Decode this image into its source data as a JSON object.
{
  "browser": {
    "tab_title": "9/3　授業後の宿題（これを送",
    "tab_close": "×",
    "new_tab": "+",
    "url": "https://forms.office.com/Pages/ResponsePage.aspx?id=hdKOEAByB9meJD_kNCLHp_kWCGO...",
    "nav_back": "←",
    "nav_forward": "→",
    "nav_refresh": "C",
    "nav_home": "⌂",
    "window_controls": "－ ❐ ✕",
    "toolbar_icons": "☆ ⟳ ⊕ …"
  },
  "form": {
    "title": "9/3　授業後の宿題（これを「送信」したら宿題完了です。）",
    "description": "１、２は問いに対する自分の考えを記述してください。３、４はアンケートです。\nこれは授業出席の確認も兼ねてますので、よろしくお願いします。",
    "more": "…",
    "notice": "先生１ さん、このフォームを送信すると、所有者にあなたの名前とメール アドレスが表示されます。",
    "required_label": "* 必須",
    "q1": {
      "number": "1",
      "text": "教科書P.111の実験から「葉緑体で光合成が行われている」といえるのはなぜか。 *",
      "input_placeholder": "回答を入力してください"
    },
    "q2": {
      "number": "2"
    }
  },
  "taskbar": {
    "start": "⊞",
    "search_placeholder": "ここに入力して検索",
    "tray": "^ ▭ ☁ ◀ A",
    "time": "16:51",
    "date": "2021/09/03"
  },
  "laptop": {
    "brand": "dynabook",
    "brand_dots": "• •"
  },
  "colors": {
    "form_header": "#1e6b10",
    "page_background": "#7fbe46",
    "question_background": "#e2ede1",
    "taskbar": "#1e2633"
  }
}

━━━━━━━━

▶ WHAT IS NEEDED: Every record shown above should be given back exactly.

▶ EXERCISE ANSWER:
Decode this image into its source data as a JSON object.
{
  "browser": {
    "tab_title": "9/3　授業後の宿題（これを送",
    "tab_close": "×",
    "new_tab": "+",
    "url": "https://forms.office.com/Pages/ResponsePage.aspx?id=hdKOEAByB9meJD_kNCLHp_kWCGO...",
    "nav_back": "←",
    "nav_forward": "→",
    "nav_refresh": "C",
    "nav_home": "⌂",
    "window_controls": "－ ❐ ✕",
    "toolbar_icons": "☆ ⟳ ⊕ …"
  },
  "form": {
    "title": "9/3　授業後の宿題（これを「送信」したら宿題完了です。）",
    "description": "１、２は問いに対する自分の考えを記述してください。３、４はアンケートです。\nこれは授業出席の確認も兼ねてますので、よろしくお願いします。",
    "more": "…",
    "notice": "先生１ さん、このフォームを送信すると、所有者にあなたの名前とメール アドレスが表示されます。",
    "required_label": "* 必須",
    "q1": {
      "number": "1",
      "text": "教科書P.111の実験から「葉緑体で光合成が行われている」といえるのはなぜか。 *",
      "input_placeholder": "回答を入力してください"
    },
    "q2": {
      "number": "2"
    }
  },
  "taskbar": {
    "start": "⊞",
    "search_placeholder": "ここに入力して検索",
    "tray": "^ ▭ ☁ ◀ A",
    "time": "16:51",
    "date": "2021/09/03"
  },
  "laptop": {
    "brand": "dynabook",
    "brand_dots": "• •"
  },
  "colors": {
    "form_header": "#1e6b10",
    "page_background": "#7fbe46",
    "question_background": "#e2ede1",
    "taskbar": "#1e2633"
  }
}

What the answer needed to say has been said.